• If w is a cell array of the form {wmin,wmax}, then the function computes the response at frequencies ranging between wmin and wmax.

• If w is a vector of frequencies, then the function computes the response at each specified frequency. For example, use logspace to generate a row vector with logarithmically spaced frequency values. The vector w can contain both positive and negative frequencies.

For models with complex coefficients, if you specify a frequency range of [wmin,wmax] for your plot, then in:

• Log frequency scale, the plot frequency limits are set to [wmin,wmax] and the plot shows two branches, one for positive frequencies [wmin,wmax] and one for negative frequencies [–wmax,–wmin].
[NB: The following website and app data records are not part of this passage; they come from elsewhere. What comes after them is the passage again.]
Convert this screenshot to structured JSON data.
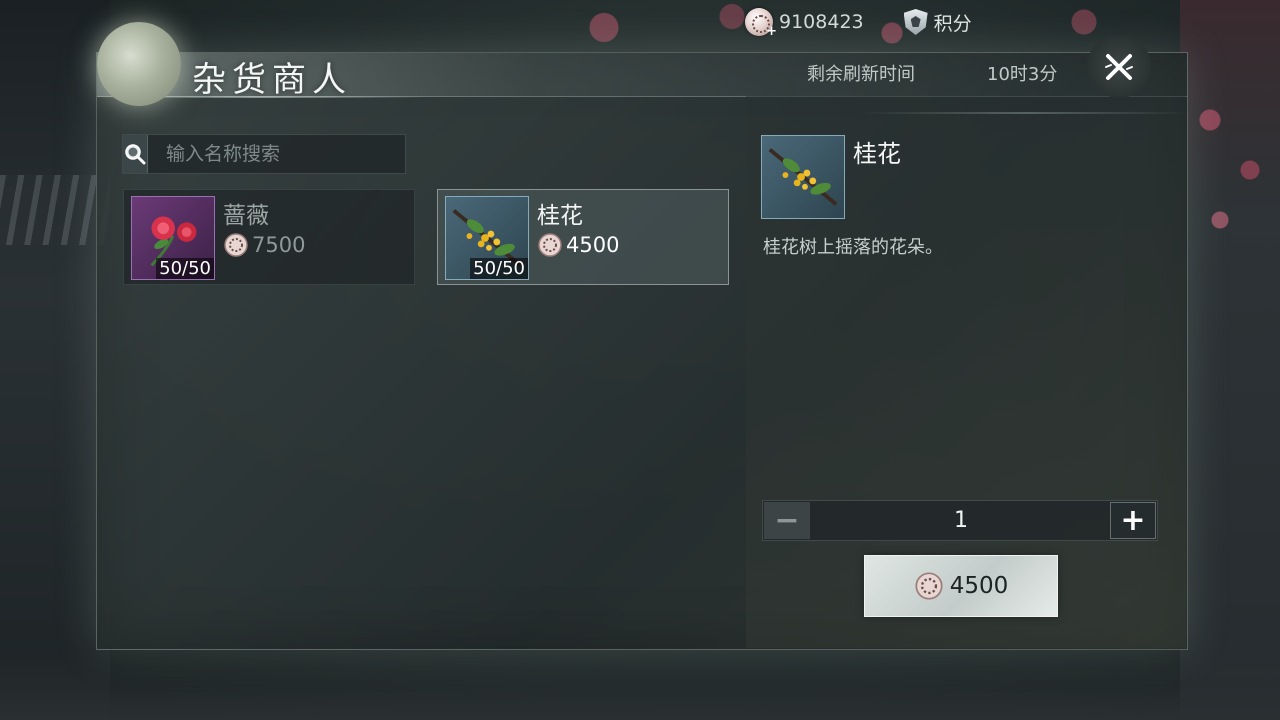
{
  "topbar": {
    "currency_value": "9108423",
    "points_label": "积分",
    "icons": [
      "coin-add-icon",
      "shield-points-icon"
    ]
  },
  "shop": {
    "title": "杂货商人",
    "refresh_label": "剩余刷新时间",
    "refresh_time": "10时3分"
  },
  "search": {
    "placeholder": "输入名称搜索",
    "value": ""
  },
  "items": [
    {
      "name": "蔷薇",
      "price": "7500",
      "stock": "50/50",
      "selected": false,
      "icon": "rose-icon"
    },
    {
      "name": "桂花",
      "price": "4500",
      "stock": "50/50",
      "selected": true,
      "icon": "osmanthus-icon"
    }
  ],
  "detail": {
    "name": "桂花",
    "description": "桂花树上摇落的花朵。",
    "quantity": "1",
    "buy_price": "4500"
  },
  "colors": {
    "accent": "#dfe6e4",
    "rose_frame": "#9a70b5",
    "osmanthus_frame": "#86a9bb"
  }
}
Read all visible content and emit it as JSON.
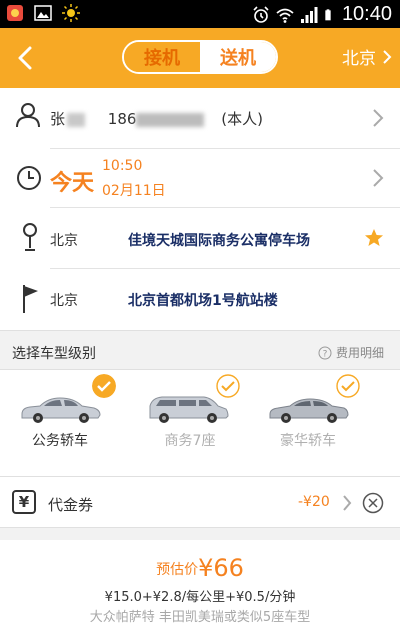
{
  "status_bar": {
    "time": "10:40"
  },
  "header": {
    "back_label": "<",
    "tabs": [
      {
        "label": "接机",
        "active": false
      },
      {
        "label": "送机",
        "active": true
      }
    ],
    "city": "北京"
  },
  "passenger": {
    "name_prefix": "张",
    "phone_prefix": "186",
    "self_tag": "(本人)"
  },
  "departure": {
    "day": "今天",
    "time": "10:50",
    "date": "02月11日"
  },
  "pickup": {
    "city": "北京",
    "place": "佳境天城国际商务公寓停车场"
  },
  "dropoff": {
    "city": "北京",
    "place": "北京首都机场1号航站楼"
  },
  "car_section": {
    "title": "选择车型级别",
    "fee_link": "费用明细"
  },
  "car_types": [
    {
      "label": "公务轿车",
      "selected": true
    },
    {
      "label": "商务7座",
      "selected": false
    },
    {
      "label": "豪华轿车",
      "selected": false
    }
  ],
  "coupon": {
    "icon_char": "¥",
    "label": "代金券",
    "value": "-¥20"
  },
  "estimate": {
    "label": "预估价",
    "price": "¥66",
    "formula": "¥15.0+¥2.8/每公里+¥0.5/分钟",
    "models": "大众帕萨特 丰田凯美瑞或类似5座车型"
  },
  "colors": {
    "accent": "#f7a925",
    "orange_text": "#f58220",
    "navy_text": "#1a2e66"
  }
}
• Linear frequency scale, the plot frequency limits are set to [–wmax,wmax] and the plot shows a single branch with a symmetric frequency range centered at a frequency value of zero.

Specify frequencies in units of rad/TimeUnit, where TimeUnit is the TimeUnit property of the model.

Option to plot modified singular values, specified as one of the following options:

• 1 to plot the singular values of the frequency response H-1, where H is the frequency response of sys.

• 2 to plot the singular values of the frequency response I+H.

• 3 to plot the singular values of the frequency response I+H-1.

You can only use the type argument for square systems, that is, systems that have the same number of inputs and outputs.

## Output Arguments

collapse all

Singular values of the frequency response in absolute units, returned as a matrix. sv contains the singular values computed at the frequencies w if you supplied them, or wout if you did not. For a system sys with Nu inputs and Ny outputs, sv has min(Nu,Ny) rows, and as many columns as there are values in w or wout.

Frequencies at which the function returns the system response, returned as a column vector. The function chooses the frequency values based on the model dynamics, unless you specify frequencies using the input argument w.

wout also contains negative frequency values for models with complex coefficients.

Frequency values are in radians per TimeUnit, where TimeUnit is the value of the TimeUnit property of sys.

## Algorithms

sigma uses the MATLAB® function svd to compute the singular values of the complex frequency response.

• For an frd model, sigma computes the singular values of sys.ResponseData at the frequencies, sys.Frequency.

• For continuous-time tf, ss, or zpk models with transfer function H(s), sigma computes the singular values of H(jω) as a function of the frequency ω.

• For discrete-time tf, ss, or zpk models with transfer function H(z) and sample time Ts, sigma computes the singular values of

$H\left({e}^{j\omega {T}_{s}}\right)$

for frequencies ω between 0 and the Nyquist frequency ωN = π/Ts.

## Version History

Introduced before R2006a